09:10 permalink

I've been playing with my new Palm Vx. It is evil. Getting up to speed on the software scene for a whole new platform sucks a lot of time. I've installed as many web browsers as I could and found 2 servers for Palm-OS (though I haven't tested them). I'm also reading the Anglo-Saxon Chronicles and playing the Zork trilogy. Evil, I tell you. Hope the novelty wears off soon and I can get back to normal.
08:45 permalink

05/04/2001 Friday

Webmonkey: Wanna Be a Project Manager? A mostly introductory level article on project management. Introductory level articles, if you are familiar with the topic being covered, rarely contain any startlingly new information. And you would hope that this holds true for everyone who should be familiar with the same topic. But, sometimes, it doesn't work out that way. Case in point: this article mentions two skills that one should look for when hiring Project Managers at a web firm are:

  • Basic knowledge of standard Web tools such as Photoshop, HTML, XML, and other Web software and languages
  • A knowledge of browser work-arounds, and general Web do's and don'ts.

Painfully obvious. But some people who hire for project management positions don't know this. And the people they hire don't know this. It always amazes me when the painfully obvious isn't painfully obvious to the people it should be painfully obvious to. (via Tomalak's Realm)
09:55 permalink

More funny stuff. How to impress a date (you know who) and dogs in elk. (via Good Experience and Memepool)
09:25 permalink

I keep forgetting this so I'm writing it down in the hopes that this'll make me remember: Netscape doesn't let you use the post method on a form using the file:/// protocol.
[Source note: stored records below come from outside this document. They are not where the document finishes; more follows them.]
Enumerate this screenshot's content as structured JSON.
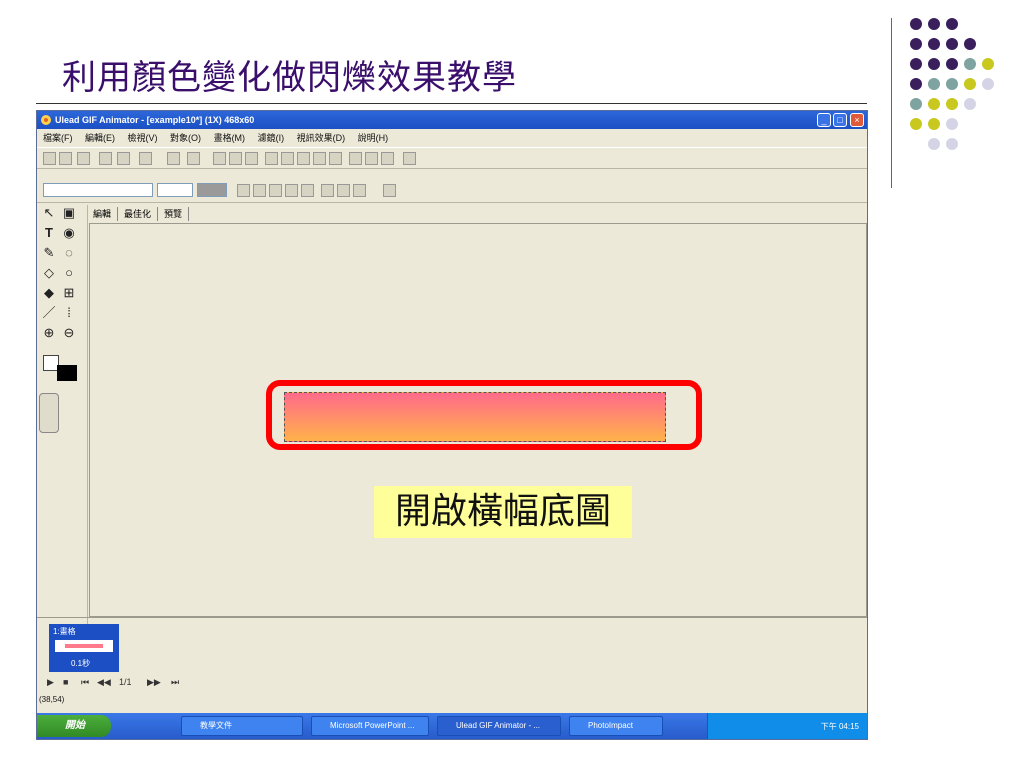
{
  "slide": {
    "title": "利用顏色變化做閃爍效果教學",
    "caption": "開啟橫幅底圖",
    "dot_colors": [
      "#3a1f5c",
      "#7fa3a0",
      "#c8c81e",
      "#d4d4e6"
    ]
  },
  "app": {
    "window_title": "Ulead GIF Animator - [example10*] (1X) 468x60",
    "menu": [
      "檔案(F)",
      "編輯(E)",
      "檢視(V)",
      "對象(O)",
      "畫格(M)",
      "濾鏡(I)",
      "視訊效果(D)",
      "說明(H)"
    ],
    "tabs": [
      "編輯",
      "最佳化",
      "預覽"
    ],
    "frame_label": "1:畫格",
    "frame_delay": "0.1秒",
    "frame_counter": "1/1",
    "status_coords": "(38,54)"
  },
  "taskbar": {
    "start_label": "開始",
    "tasks": [
      "教學文件",
      "Microsoft PowerPoint ...",
      "Ulead GIF Animator - ...",
      "PhotoImpact"
    ],
    "clock": "下午 04:15"
  }
}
The form just sits there when you try to submit it.
08:45 permalink

Flash on IE PC won't let you attach a get query string to a getURL if you are using the file:/// protocol (accessing stuff locally). Doesn't matter how you try to do it. As soon as you use the http:// protocol, everything works fine. Annoying when you are trying to author locally.
08:40 permalink

05/02/2001 Wednesday

Note to self: Read Salon's Coder on the cross (story about "a programmer loses his health, social life and sense of self" in the pursuit of his job) when I get the time. (via Slashdot)
09:20 permalink

Today is World Phone in Sick Day. Had I known... (via Metafilter)
08:50 permalink

05/01/2001 Tuesday

NS4.x doesn't like positioned elements appearing within <form> tags. As soon as a positioned element is encountered, the form is terminated. Later form elements appear as if the <form> tags weren't there at all - select options and textarea initial text appear in the flow of the document as plain text and all other elements don't show up at all.
10:00 permalink

Listened to an interview on As It Happens last night with an astrophysicist who was trying to explain why the discovery of harmonic resonances in the density spectrum of the cosmic microwave background radiation was important. As you can probably tell from that sentence, you would first have to explain what "harmonic resonances", "density spectrum" and "cosmic microwave background radiation" are first. But that's almost impossible to do in a short interview. The poor guy didn't have a chance.
09:40 permalink